--- Dataset excerpts Enclosed Below ---

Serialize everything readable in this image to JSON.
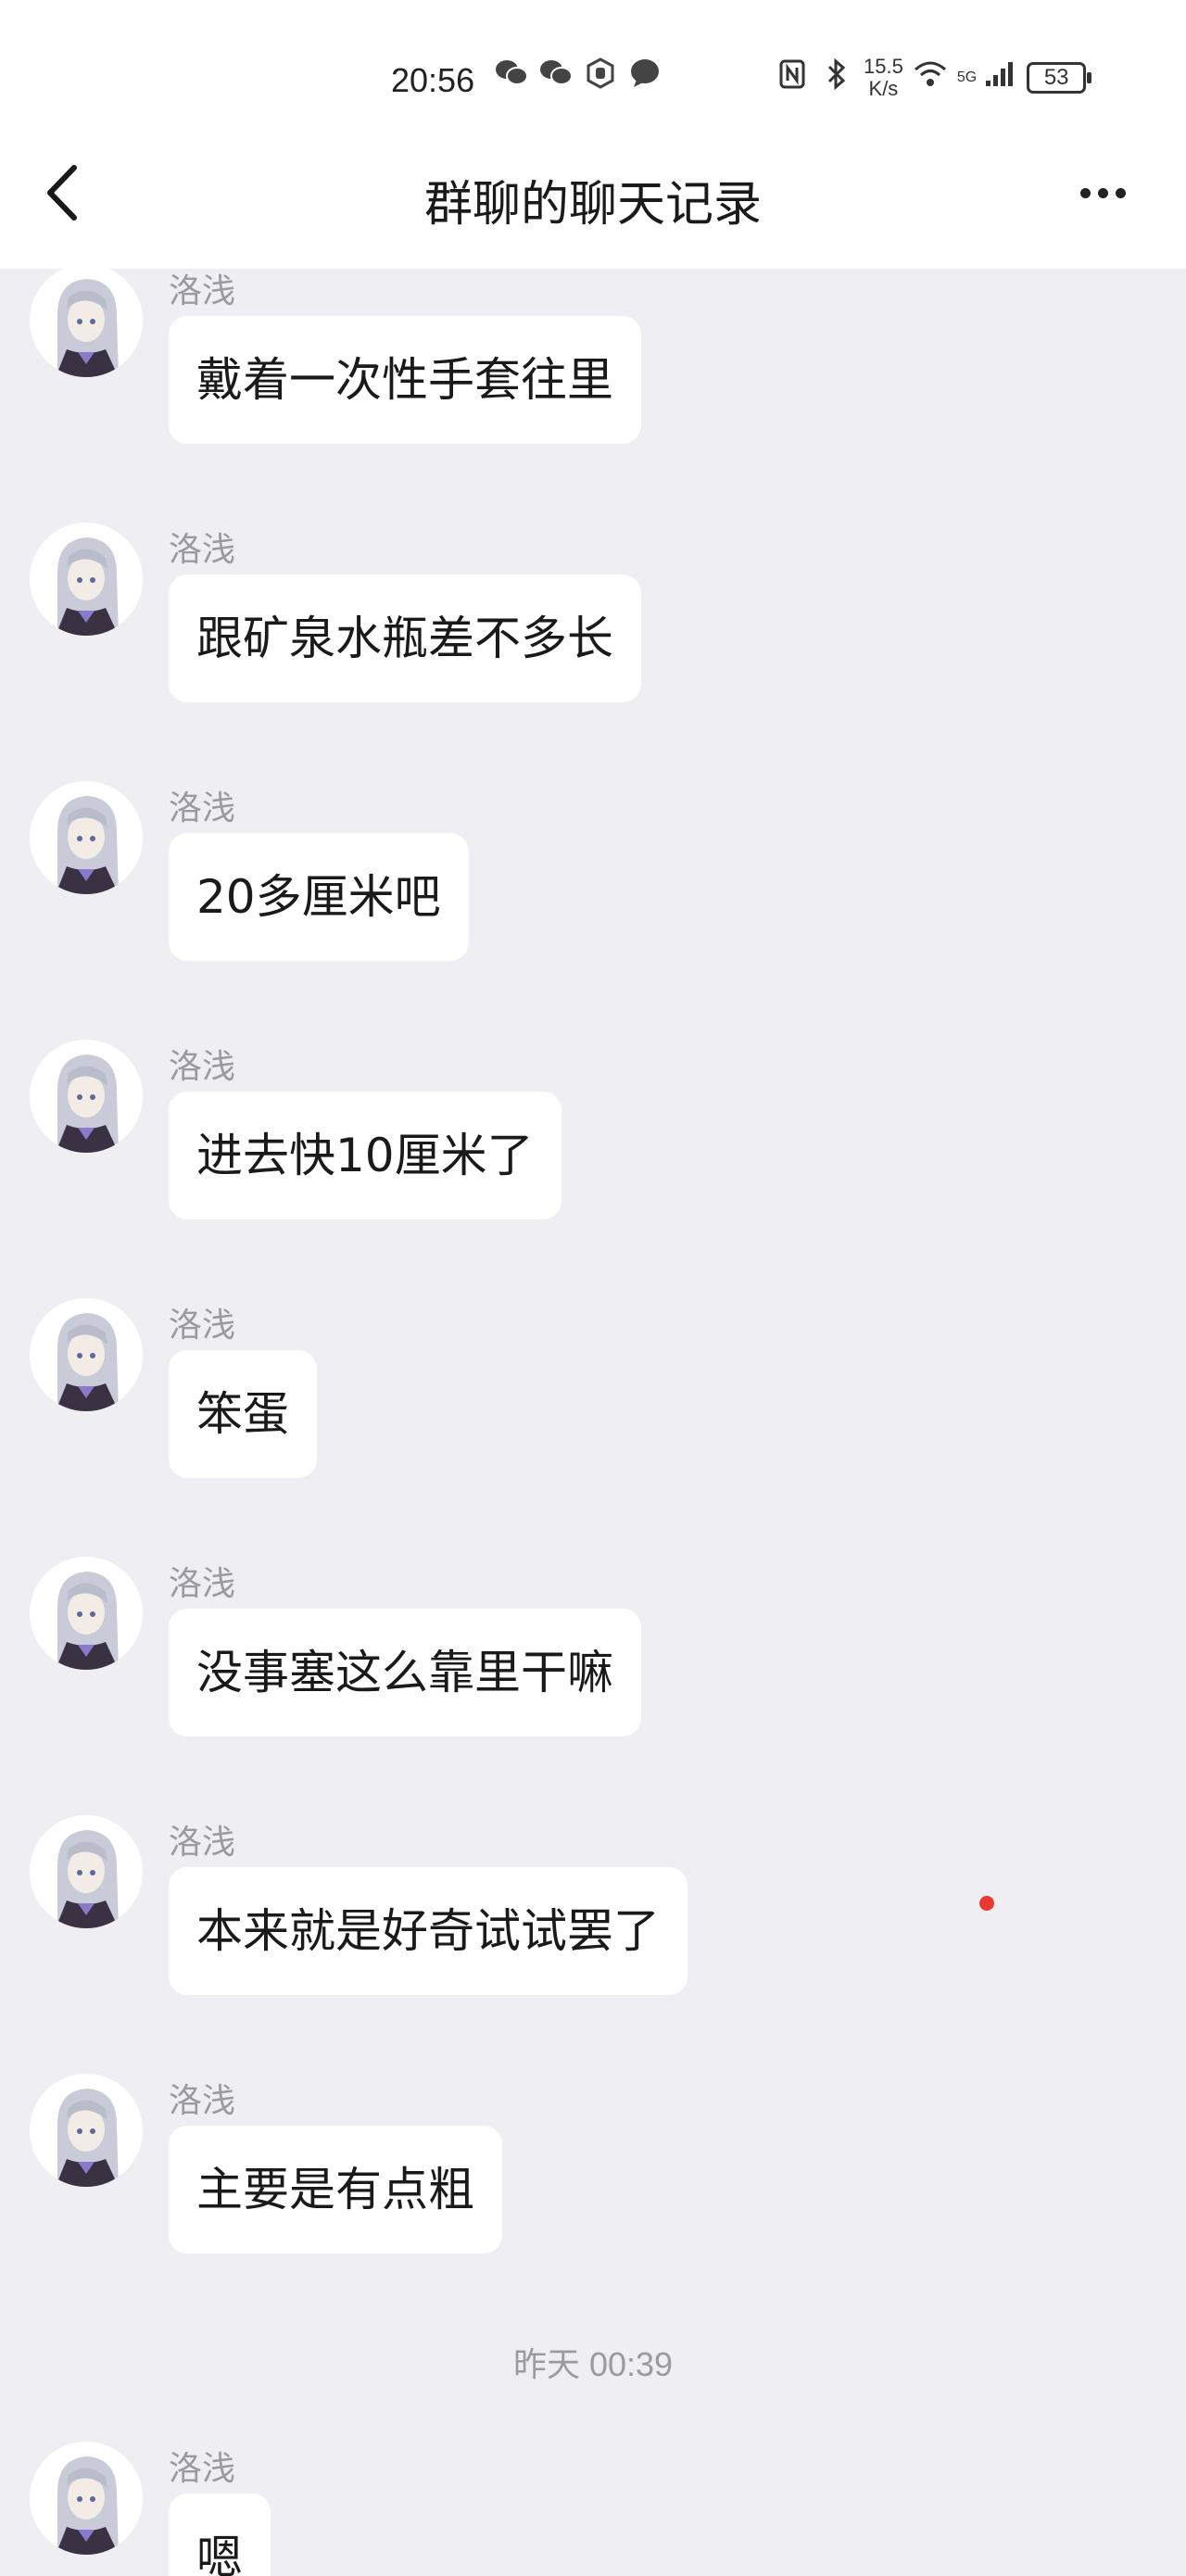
{
  "status_bar": {
    "time": "20:56",
    "net_speed_value": "15.5",
    "net_speed_unit": "K/s",
    "signal_label": "5G",
    "battery": "53"
  },
  "header": {
    "title": "群聊的聊天记录"
  },
  "messages": [
    {
      "sender": "洛浅",
      "text": "戴着一次性手套往里"
    },
    {
      "sender": "洛浅",
      "text": "跟矿泉水瓶差不多长"
    },
    {
      "sender": "洛浅",
      "text": "20多厘米吧"
    },
    {
      "sender": "洛浅",
      "text": "进去快10厘米了"
    },
    {
      "sender": "洛浅",
      "text": "笨蛋"
    },
    {
      "sender": "洛浅",
      "text": "没事塞这么靠里干嘛"
    },
    {
      "sender": "洛浅",
      "text": "本来就是好奇试试罢了"
    },
    {
      "sender": "洛浅",
      "text": "主要是有点粗"
    }
  ],
  "timestamp": "昨天 00:39",
  "last_message": {
    "sender": "洛浅",
    "text": "嗯"
  },
  "colors": {
    "background": "#eeeef3",
    "bubble": "#ffffff",
    "secondary_text": "#9a9aa2",
    "notification_dot": "#e63a2e"
  }
}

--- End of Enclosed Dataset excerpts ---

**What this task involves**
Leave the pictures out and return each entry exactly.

**Problem solution**
Serialize everything readable in this image to JSON.
{
  "status_bar": {
    "time": "20:56",
    "net_speed_value": "15.5",
    "net_speed_unit": "K/s",
    "signal_label": "5G",
    "battery": "53"
  },
  "header": {
    "title": "群聊的聊天记录"
  },
  "messages": [
    {
      "sender": "洛浅",
      "text": "戴着一次性手套往里"
    },
    {
      "sender": "洛浅",
      "text": "跟矿泉水瓶差不多长"
    },
    {
      "sender": "洛浅",
      "text": "20多厘米吧"
    },
    {
      "sender": "洛浅",
      "text": "进去快10厘米了"
    },
    {
      "sender": "洛浅",
      "text": "笨蛋"
    },
    {
      "sender": "洛浅",
      "text": "没事塞这么靠里干嘛"
    },
    {
      "sender": "洛浅",
      "text": "本来就是好奇试试罢了"
    },
    {
      "sender": "洛浅",
      "text": "主要是有点粗"
    }
  ],
  "timestamp": "昨天 00:39",
  "last_message": {
    "sender": "洛浅",
    "text": "嗯"
  },
  "colors": {
    "background": "#eeeef3",
    "bubble": "#ffffff",
    "secondary_text": "#9a9aa2",
    "notification_dot": "#e63a2e"
  }
}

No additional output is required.